McCarthy Previews GOP Agenda for 2023

McCarthy Previews GOP Agenda for 2023

Aaron Bernstein

With Republicans widely expected to win control of the House in Tuesday’s midterm election, Minority Leader Kevin McCarthy (R-CA) is the leading candidate to become the next speaker, and this weekend he talked to CNN about what he plans to do if he is on control of the House starting in January.

“The first thing you’ll see is a bill to control the border first,” he told CNN’s Melanie Zanona. “You’ve got to get control over the border. You’ve had almost 2 million people just this year alone coming across.”

McCarthy added that he would like to use the death penalty for drug traffickers bringing fentanyl into the country, and to see the U.S. revive the Trump administration policy that required immigrants at the Southern border to remain in Mexico until the date of their immigration hearings in the U.S.

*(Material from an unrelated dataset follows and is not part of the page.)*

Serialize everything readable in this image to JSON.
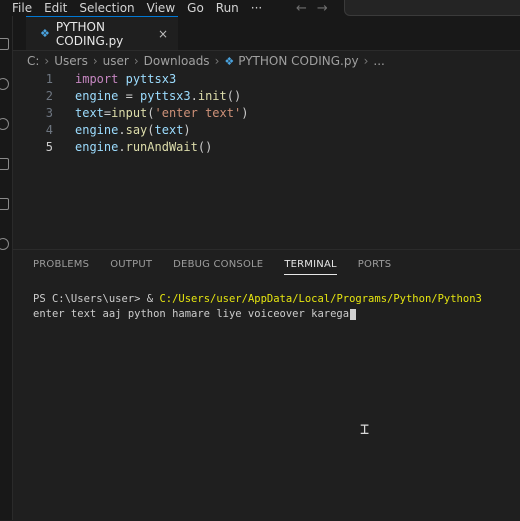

It’s not clear, however, how Republicans would be able to force President Joe Biden to reconsider his suspension of that policy – or indeed make any substantial changes at the Southern border without reaching an agreement with a White House that is likely to oppose their efforts.

Noting the difficulty of winning legislative battles in a divided government, CNN’s Zanona and Kristin Wilson said there’s a good chance that many of the bills offered by House Republicans in the next Congress “will be primarily messaging endeavors” given Democrats’ control of the executive branch — and, potentially, of the Senate.  

Hearings and a potential showdown: McCarthy also said Republicans would ramp up investigations into the Biden administration, citing issues such as the U.S. withdrawal from Afghanistan, the real “origins of Covid” and oversight of federal spending during the pandemic.

Asked if impeachment was a possibility, McCarthy vowed that Republicans “will never use impeachment for political purposes” – while adding, “That doesn’t mean if something rises to the occasion, it would not be used at any other time.”

Federal spending will be a central focus, as well, McCarthy said, with Republicans planning to demand cuts in spending in return for cooperating with any increases in the debt ceiling, which will likely be necessary at some point in 2023. That approach involves the threat of defaulting on U.S. debt payments, an event that economists say would be disastrous for the global economy. But McCarthy denied that he would risk default, as some of the more extreme members of his party have discussed. “People talk about risking it,” he said. “You don’t risk a default.”

Still, expect to see more involvement from lawmakers on the extreme edge of the party. McCarthy indicated that he plans to restore Rep. Marjorie Taylor Greene (R-GA) to her committee assignments, which were taken from her by Democrats last year after she made incendiary comments about numerous topics, including calling the president Hitler and suggesting that wildfires in California were set intentionally by nefarious powers backed by an international cabal of Jewish bankers.  

The bottom line: McCarthy made it clear that, as expected, Republicans will focus on border security, government spending and executive oversight, but provided few details about how he could successfully change federal policies in a divided government. The potential for partisan conflict looks high, though, and includes the possibility of a risky showdown over the debt ceiling.